*** Begin section ***

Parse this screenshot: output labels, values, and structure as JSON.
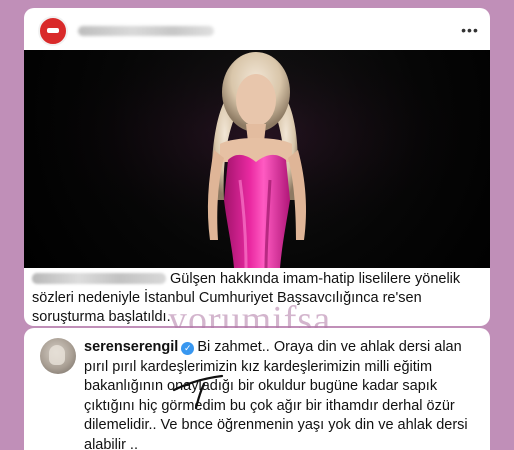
{
  "post": {
    "caption_text": "Gülşen hakkında imam-hatip liselilere yönelik sözleri nedeniyle İstanbul Cumhuriyet Başsavcılığınca re'sen soruşturma başlatıldı."
  },
  "comment": {
    "username": "serenserengil",
    "text": "Bi zahmet.. Oraya din ve ahlak dersi alan pırıl pırıl kardeşlerimizin kız kardeşlerimizin milli eğitim bakanlığının onayladığı bir okuldur bugüne kadar sapık çıktığını hiç görmedim  bu çok ağır bir ithamdır derhal özür dilemelidir.. Ve bnce öğrenmenin yaşı yok din ve ahlak dersi alabilir .."
  },
  "watermark": {
    "text": "yorumifsa"
  },
  "colors": {
    "background": "#c08fb8",
    "dress": "#e0249a",
    "verified": "#3897f0"
  },
  "icons": {
    "more": "more-dots-icon",
    "verified": "verified-badge-icon"
  }
}
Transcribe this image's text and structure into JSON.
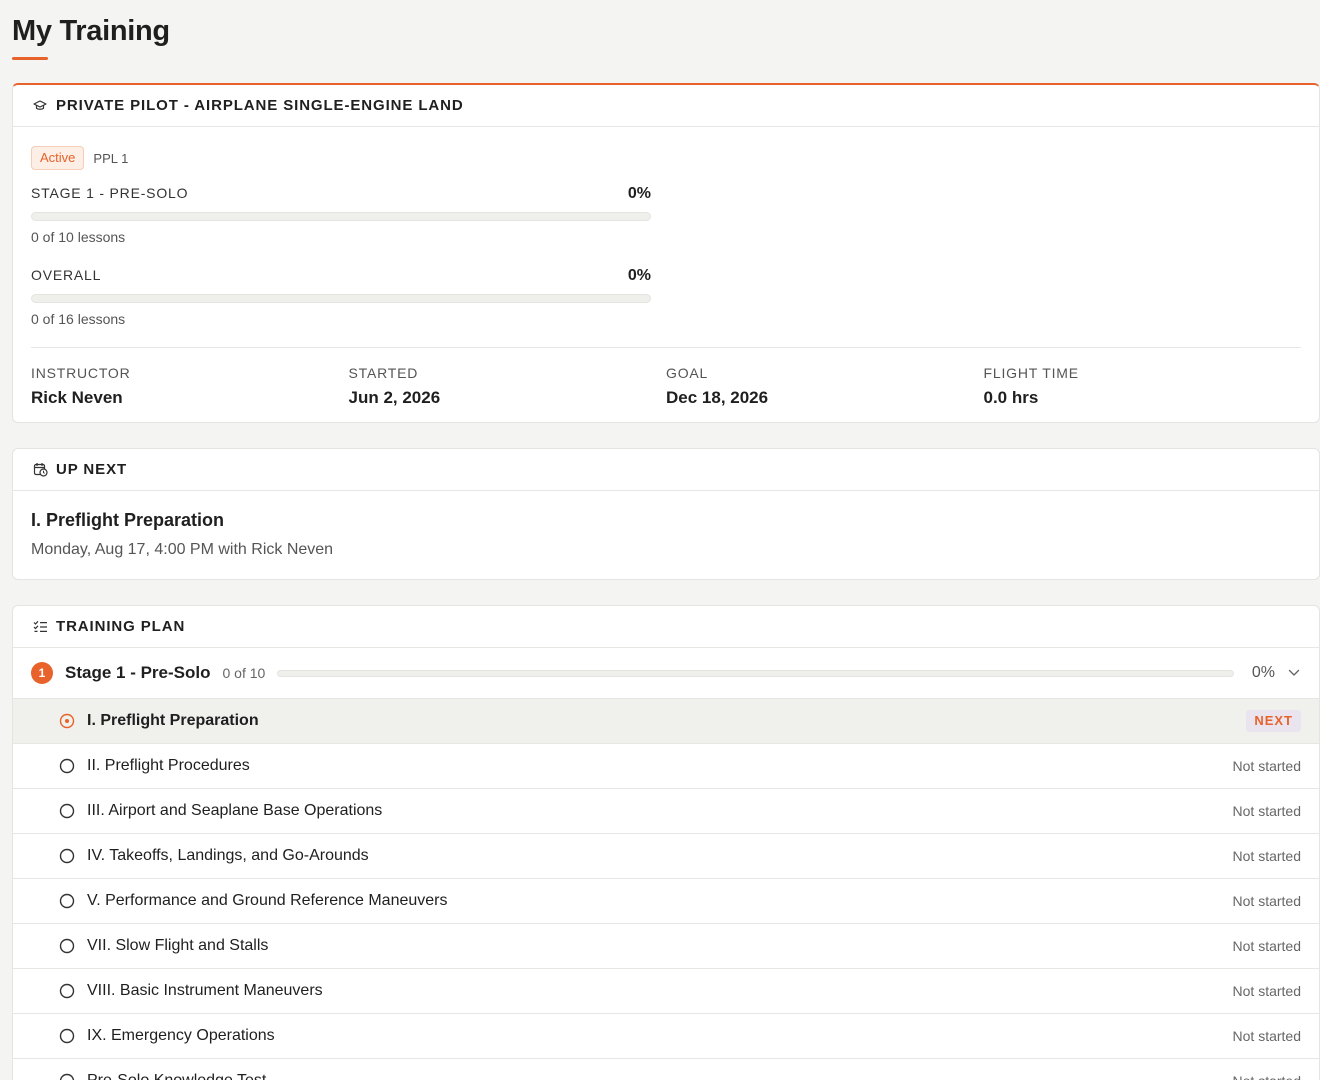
{
  "page": {
    "title": "My Training"
  },
  "program": {
    "title": "PRIVATE PILOT - AIRPLANE SINGLE-ENGINE LAND",
    "status_badge": "Active",
    "code": "PPL 1",
    "stage_progress": {
      "label": "STAGE 1 - PRE-SOLO",
      "percent_text": "0%",
      "percent": 0,
      "subtext": "0 of 10 lessons"
    },
    "overall_progress": {
      "label": "OVERALL",
      "percent_text": "0%",
      "percent": 0,
      "subtext": "0 of 16 lessons"
    },
    "meta": [
      {
        "label": "INSTRUCTOR",
        "value": "Rick Neven"
      },
      {
        "label": "STARTED",
        "value": "Jun 2, 2026"
      },
      {
        "label": "GOAL",
        "value": "Dec 18, 2026"
      },
      {
        "label": "FLIGHT TIME",
        "value": "0.0 hrs"
      }
    ]
  },
  "up_next": {
    "header": "UP NEXT",
    "lesson_title": "I. Preflight Preparation",
    "details": "Monday, Aug 17, 4:00 PM with Rick Neven"
  },
  "training_plan": {
    "header": "TRAINING PLAN",
    "stage": {
      "number": "1",
      "name": "Stage 1 - Pre-Solo",
      "count": "0 of 10",
      "percent_text": "0%",
      "percent": 0
    },
    "lessons": [
      {
        "name": "I. Preflight Preparation",
        "status": "NEXT",
        "active": true
      },
      {
        "name": "II. Preflight Procedures",
        "status": "Not started"
      },
      {
        "name": "III. Airport and Seaplane Base Operations",
        "status": "Not started"
      },
      {
        "name": "IV. Takeoffs, Landings, and Go-Arounds",
        "status": "Not started"
      },
      {
        "name": "V. Performance and Ground Reference Maneuvers",
        "status": "Not started"
      },
      {
        "name": "VII. Slow Flight and Stalls",
        "status": "Not started"
      },
      {
        "name": "VIII. Basic Instrument Maneuvers",
        "status": "Not started"
      },
      {
        "name": "IX. Emergency Operations",
        "status": "Not started"
      },
      {
        "name": "Pre-Solo Knowledge Test",
        "status": "Not started"
      }
    ]
  },
  "colors": {
    "accent": "#e8622c",
    "background": "#f4f4f2",
    "next_badge_bg": "#e9e4ee"
  },
  "icons": {
    "program": "graduation-cap-icon",
    "up_next": "calendar-clock-icon",
    "plan": "checklist-icon",
    "stage_toggle": "chevron-down-icon",
    "lesson_pending": "circle-icon",
    "lesson_current": "target-circle-icon"
  }
}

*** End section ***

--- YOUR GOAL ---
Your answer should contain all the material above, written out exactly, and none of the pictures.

--- FINISHED TASK ---
Parse this screenshot: output labels, values, and structure as JSON.
{
  "post": {
    "caption_text": "Gülşen hakkında imam-hatip liselilere yönelik sözleri nedeniyle İstanbul Cumhuriyet Başsavcılığınca re'sen soruşturma başlatıldı."
  },
  "comment": {
    "username": "serenserengil",
    "text": "Bi zahmet.. Oraya din ve ahlak dersi alan pırıl pırıl kardeşlerimizin kız kardeşlerimizin milli eğitim bakanlığının onayladığı bir okuldur bugüne kadar sapık çıktığını hiç görmedim  bu çok ağır bir ithamdır derhal özür dilemelidir.. Ve bnce öğrenmenin yaşı yok din ve ahlak dersi alabilir .."
  },
  "watermark": {
    "text": "yorumifsa"
  },
  "colors": {
    "background": "#c08fb8",
    "dress": "#e0249a",
    "verified": "#3897f0"
  },
  "icons": {
    "more": "more-dots-icon",
    "verified": "verified-badge-icon"
  }
}
Transcribe this image's text and structure into JSON.
{
  "page": {
    "title": "My Training"
  },
  "program": {
    "title": "PRIVATE PILOT - AIRPLANE SINGLE-ENGINE LAND",
    "status_badge": "Active",
    "code": "PPL 1",
    "stage_progress": {
      "label": "STAGE 1 - PRE-SOLO",
      "percent_text": "0%",
      "percent": 0,
      "subtext": "0 of 10 lessons"
    },
    "overall_progress": {
      "label": "OVERALL",
      "percent_text": "0%",
      "percent": 0,
      "subtext": "0 of 16 lessons"
    },
    "meta": [
      {
        "label": "INSTRUCTOR",
        "value": "Rick Neven"
      },
      {
        "label": "STARTED",
        "value": "Jun 2, 2026"
      },
      {
        "label": "GOAL",
        "value": "Dec 18, 2026"
      },
      {
        "label": "FLIGHT TIME",
        "value": "0.0 hrs"
      }
    ]
  },
  "up_next": {
    "header": "UP NEXT",
    "lesson_title": "I. Preflight Preparation",
    "details": "Monday, Aug 17, 4:00 PM with Rick Neven"
  },
  "training_plan": {
    "header": "TRAINING PLAN",
    "stage": {
      "number": "1",
      "name": "Stage 1 - Pre-Solo",
      "count": "0 of 10",
      "percent_text": "0%",
      "percent": 0
    },
    "lessons": [
      {
        "name": "I. Preflight Preparation",
        "status": "NEXT",
        "active": true
      },
      {
        "name": "II. Preflight Procedures",
        "status": "Not started"
      },
      {
        "name": "III. Airport and Seaplane Base Operations",
        "status": "Not started"
      },
      {
        "name": "IV. Takeoffs, Landings, and Go-Arounds",
        "status": "Not started"
      },
      {
        "name": "V. Performance and Ground Reference Maneuvers",
        "status": "Not started"
      },
      {
        "name": "VII. Slow Flight and Stalls",
        "status": "Not started"
      },
      {
        "name": "VIII. Basic Instrument Maneuvers",
        "status": "Not started"
      },
      {
        "name": "IX. Emergency Operations",
        "status": "Not started"
      },
      {
        "name": "Pre-Solo Knowledge Test",
        "status": "Not started"
      }
    ]
  },
  "colors": {
    "accent": "#e8622c",
    "background": "#f4f4f2",
    "next_badge_bg": "#e9e4ee"
  },
  "icons": {
    "program": "graduation-cap-icon",
    "up_next": "calendar-clock-icon",
    "plan": "checklist-icon",
    "stage_toggle": "chevron-down-icon",
    "lesson_pending": "circle-icon",
    "lesson_current": "target-circle-icon"
  }
}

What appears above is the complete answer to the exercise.